Input for this task
+ + + + +

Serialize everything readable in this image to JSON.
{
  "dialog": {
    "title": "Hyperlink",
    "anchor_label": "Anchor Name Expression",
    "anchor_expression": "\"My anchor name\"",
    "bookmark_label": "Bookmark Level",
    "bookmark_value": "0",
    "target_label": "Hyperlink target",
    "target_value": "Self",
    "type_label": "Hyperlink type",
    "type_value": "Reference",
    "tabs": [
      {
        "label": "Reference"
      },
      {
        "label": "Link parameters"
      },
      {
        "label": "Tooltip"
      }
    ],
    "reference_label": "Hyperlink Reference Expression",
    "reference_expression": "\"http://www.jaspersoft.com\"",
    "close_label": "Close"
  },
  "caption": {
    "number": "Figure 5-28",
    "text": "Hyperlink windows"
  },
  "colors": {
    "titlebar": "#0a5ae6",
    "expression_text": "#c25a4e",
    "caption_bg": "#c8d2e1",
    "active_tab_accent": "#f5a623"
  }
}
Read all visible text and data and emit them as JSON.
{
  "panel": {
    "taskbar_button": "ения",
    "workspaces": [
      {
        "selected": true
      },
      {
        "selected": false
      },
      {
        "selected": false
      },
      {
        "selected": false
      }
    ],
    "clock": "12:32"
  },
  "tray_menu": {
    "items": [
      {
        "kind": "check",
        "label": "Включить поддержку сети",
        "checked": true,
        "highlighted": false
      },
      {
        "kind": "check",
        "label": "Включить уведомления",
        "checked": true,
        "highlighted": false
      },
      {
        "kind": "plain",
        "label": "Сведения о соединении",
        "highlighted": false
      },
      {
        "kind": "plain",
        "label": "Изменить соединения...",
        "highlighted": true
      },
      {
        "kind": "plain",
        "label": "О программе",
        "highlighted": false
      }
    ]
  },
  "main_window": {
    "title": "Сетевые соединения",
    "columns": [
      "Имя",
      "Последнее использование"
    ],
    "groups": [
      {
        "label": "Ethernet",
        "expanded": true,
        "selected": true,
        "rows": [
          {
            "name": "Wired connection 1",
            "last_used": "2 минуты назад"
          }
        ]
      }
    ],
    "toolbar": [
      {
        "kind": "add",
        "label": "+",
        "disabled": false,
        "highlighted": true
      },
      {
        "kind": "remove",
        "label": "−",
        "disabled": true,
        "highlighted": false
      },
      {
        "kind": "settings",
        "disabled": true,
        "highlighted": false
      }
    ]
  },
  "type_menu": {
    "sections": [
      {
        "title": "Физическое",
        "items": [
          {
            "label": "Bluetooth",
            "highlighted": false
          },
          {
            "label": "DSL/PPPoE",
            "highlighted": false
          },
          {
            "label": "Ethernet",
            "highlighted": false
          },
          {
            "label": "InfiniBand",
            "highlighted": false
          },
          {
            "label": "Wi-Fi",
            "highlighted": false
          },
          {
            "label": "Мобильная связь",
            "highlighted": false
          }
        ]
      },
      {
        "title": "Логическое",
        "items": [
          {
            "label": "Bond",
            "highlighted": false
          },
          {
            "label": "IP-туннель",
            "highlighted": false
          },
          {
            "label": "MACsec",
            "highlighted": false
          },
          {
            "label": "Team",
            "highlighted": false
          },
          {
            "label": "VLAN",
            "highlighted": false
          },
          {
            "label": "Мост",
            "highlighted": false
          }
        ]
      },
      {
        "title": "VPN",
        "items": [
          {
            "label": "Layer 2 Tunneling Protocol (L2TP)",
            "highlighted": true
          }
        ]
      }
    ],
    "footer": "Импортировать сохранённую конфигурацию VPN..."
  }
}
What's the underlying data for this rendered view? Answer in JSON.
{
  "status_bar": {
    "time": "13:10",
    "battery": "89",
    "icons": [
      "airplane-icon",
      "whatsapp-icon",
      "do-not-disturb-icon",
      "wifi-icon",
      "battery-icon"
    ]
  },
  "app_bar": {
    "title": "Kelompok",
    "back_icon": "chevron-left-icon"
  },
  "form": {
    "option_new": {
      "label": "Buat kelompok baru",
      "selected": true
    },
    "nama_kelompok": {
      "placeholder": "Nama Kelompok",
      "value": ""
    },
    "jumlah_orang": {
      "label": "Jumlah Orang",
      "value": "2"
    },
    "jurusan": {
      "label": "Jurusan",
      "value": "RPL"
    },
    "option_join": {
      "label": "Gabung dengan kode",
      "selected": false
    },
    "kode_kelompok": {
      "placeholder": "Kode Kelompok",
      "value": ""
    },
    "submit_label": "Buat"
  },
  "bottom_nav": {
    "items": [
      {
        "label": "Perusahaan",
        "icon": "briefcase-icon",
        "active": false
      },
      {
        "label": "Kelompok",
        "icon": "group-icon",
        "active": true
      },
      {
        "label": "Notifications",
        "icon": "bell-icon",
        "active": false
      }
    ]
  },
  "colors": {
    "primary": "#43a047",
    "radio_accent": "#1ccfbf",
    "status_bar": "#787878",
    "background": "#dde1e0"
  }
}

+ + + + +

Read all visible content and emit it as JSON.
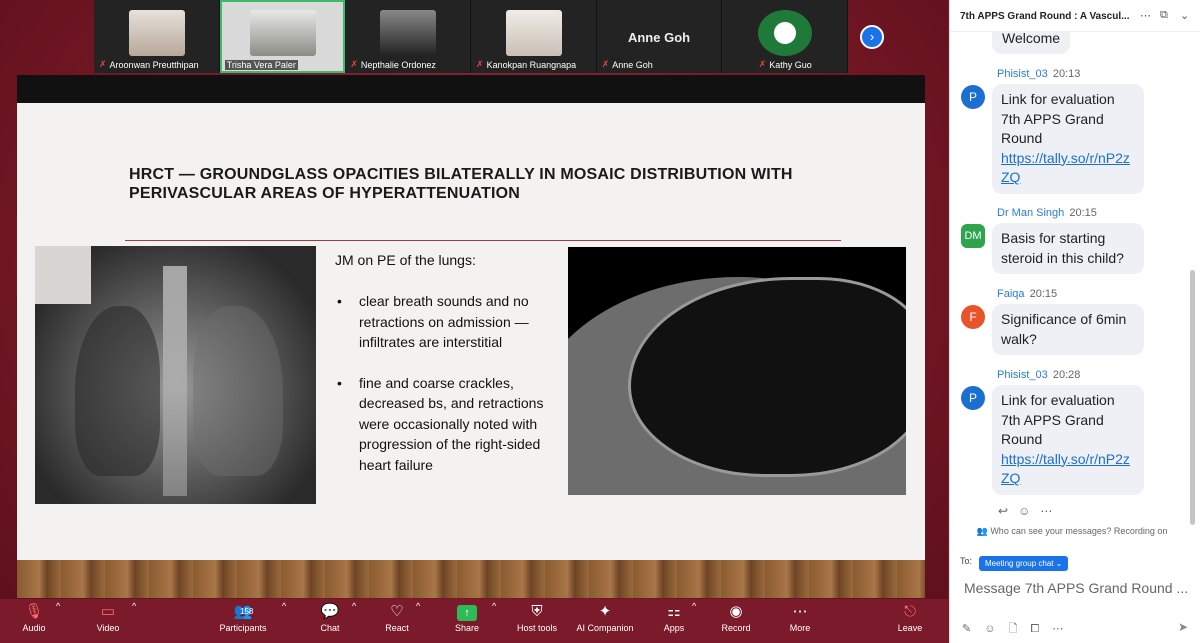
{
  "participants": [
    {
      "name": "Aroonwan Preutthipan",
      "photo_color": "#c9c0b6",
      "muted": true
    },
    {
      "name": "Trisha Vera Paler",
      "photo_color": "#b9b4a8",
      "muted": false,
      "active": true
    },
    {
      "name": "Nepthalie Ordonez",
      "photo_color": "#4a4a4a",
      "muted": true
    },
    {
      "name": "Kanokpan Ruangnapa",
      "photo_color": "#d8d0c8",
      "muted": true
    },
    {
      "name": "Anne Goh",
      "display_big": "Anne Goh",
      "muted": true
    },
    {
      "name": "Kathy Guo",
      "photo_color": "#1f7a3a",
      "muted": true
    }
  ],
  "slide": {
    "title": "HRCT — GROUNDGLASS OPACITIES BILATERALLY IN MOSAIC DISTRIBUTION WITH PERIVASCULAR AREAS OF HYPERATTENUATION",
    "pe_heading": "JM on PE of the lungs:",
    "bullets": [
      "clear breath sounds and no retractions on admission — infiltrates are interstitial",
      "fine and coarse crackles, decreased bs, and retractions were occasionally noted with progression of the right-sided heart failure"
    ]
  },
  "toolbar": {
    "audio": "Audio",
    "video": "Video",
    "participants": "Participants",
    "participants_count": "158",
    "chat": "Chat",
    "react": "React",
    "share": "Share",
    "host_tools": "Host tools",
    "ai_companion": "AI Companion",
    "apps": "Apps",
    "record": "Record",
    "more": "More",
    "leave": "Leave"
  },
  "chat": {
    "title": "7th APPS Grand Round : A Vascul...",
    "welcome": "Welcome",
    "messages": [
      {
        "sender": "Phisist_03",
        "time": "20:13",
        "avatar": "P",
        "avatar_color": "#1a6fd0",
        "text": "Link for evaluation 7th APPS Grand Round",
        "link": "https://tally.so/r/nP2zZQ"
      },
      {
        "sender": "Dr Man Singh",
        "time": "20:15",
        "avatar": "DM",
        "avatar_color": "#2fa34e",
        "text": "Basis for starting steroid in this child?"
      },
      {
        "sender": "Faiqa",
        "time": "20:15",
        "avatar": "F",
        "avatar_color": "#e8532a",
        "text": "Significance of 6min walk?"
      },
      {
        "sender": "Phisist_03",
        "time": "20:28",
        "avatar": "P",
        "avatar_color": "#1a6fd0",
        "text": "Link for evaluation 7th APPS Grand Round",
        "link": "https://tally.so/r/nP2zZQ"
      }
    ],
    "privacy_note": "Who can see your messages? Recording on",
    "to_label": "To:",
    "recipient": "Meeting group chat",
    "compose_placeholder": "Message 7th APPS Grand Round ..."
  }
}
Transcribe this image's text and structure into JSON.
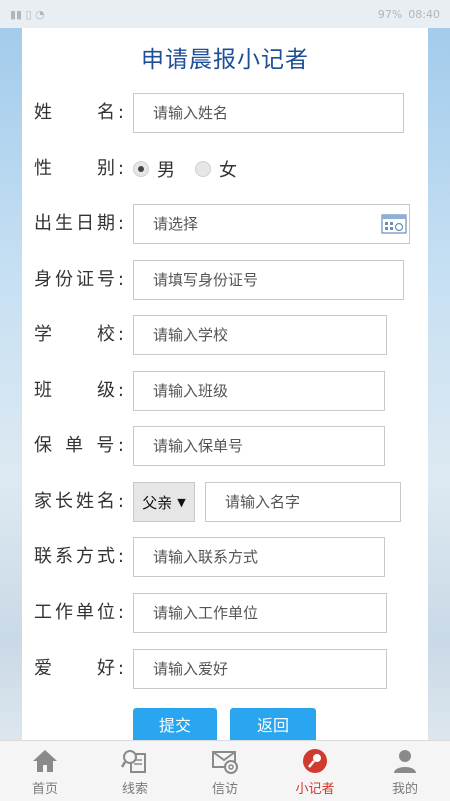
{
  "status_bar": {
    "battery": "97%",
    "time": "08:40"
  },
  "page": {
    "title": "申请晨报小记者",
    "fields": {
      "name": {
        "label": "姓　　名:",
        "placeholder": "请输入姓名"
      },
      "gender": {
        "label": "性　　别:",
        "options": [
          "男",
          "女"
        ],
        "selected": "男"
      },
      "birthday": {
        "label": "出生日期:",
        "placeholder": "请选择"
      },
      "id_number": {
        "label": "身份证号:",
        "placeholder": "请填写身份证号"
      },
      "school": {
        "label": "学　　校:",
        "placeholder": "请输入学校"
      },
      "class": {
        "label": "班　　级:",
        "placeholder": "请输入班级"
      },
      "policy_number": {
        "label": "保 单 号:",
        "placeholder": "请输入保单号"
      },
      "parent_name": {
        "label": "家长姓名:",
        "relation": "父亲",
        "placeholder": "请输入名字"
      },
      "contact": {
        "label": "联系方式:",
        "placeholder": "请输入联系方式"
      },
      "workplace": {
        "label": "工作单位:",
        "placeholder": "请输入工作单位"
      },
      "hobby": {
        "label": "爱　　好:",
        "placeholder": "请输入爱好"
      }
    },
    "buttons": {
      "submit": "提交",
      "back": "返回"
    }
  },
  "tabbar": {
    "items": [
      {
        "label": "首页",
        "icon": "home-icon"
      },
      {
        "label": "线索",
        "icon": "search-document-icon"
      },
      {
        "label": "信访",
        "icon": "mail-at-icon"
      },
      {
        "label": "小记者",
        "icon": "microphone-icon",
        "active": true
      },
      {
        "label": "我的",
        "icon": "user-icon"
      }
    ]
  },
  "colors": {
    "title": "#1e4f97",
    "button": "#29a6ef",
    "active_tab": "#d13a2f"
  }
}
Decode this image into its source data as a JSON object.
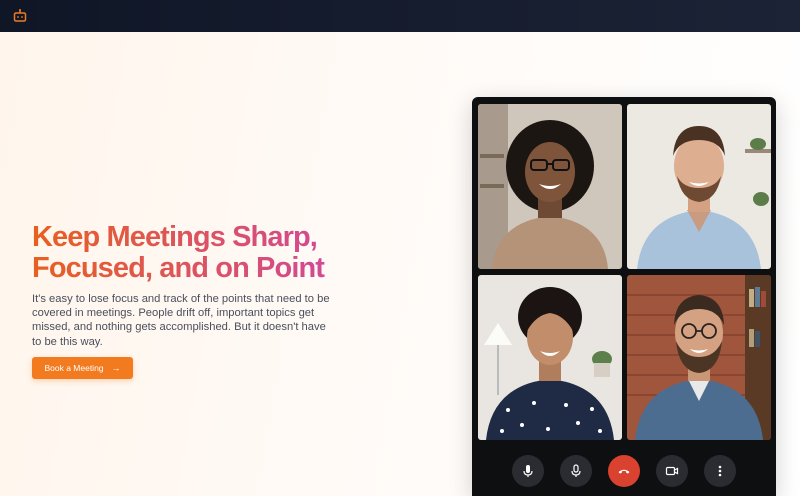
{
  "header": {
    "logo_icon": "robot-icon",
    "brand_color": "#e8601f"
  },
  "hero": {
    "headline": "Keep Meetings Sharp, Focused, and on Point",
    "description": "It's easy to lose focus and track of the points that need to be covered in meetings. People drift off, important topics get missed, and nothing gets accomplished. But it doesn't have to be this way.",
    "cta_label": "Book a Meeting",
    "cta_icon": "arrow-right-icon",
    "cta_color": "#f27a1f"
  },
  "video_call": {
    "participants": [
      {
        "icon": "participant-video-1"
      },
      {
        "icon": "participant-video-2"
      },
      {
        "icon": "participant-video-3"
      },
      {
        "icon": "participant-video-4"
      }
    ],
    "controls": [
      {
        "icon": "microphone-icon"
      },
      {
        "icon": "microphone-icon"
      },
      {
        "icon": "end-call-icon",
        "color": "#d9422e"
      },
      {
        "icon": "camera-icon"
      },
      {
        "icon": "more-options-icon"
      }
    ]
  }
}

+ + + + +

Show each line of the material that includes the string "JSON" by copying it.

Solution
Serialize everything readable in this image to JSON.
Read all visible text and data and emit them as JSON.
What's the underlying data for this rendered view? Answer in JSON.
Read all visible content and emit it as JSON.
Transcribe this image's text and structure into JSON.
Decode this image into its source data as a JSON object.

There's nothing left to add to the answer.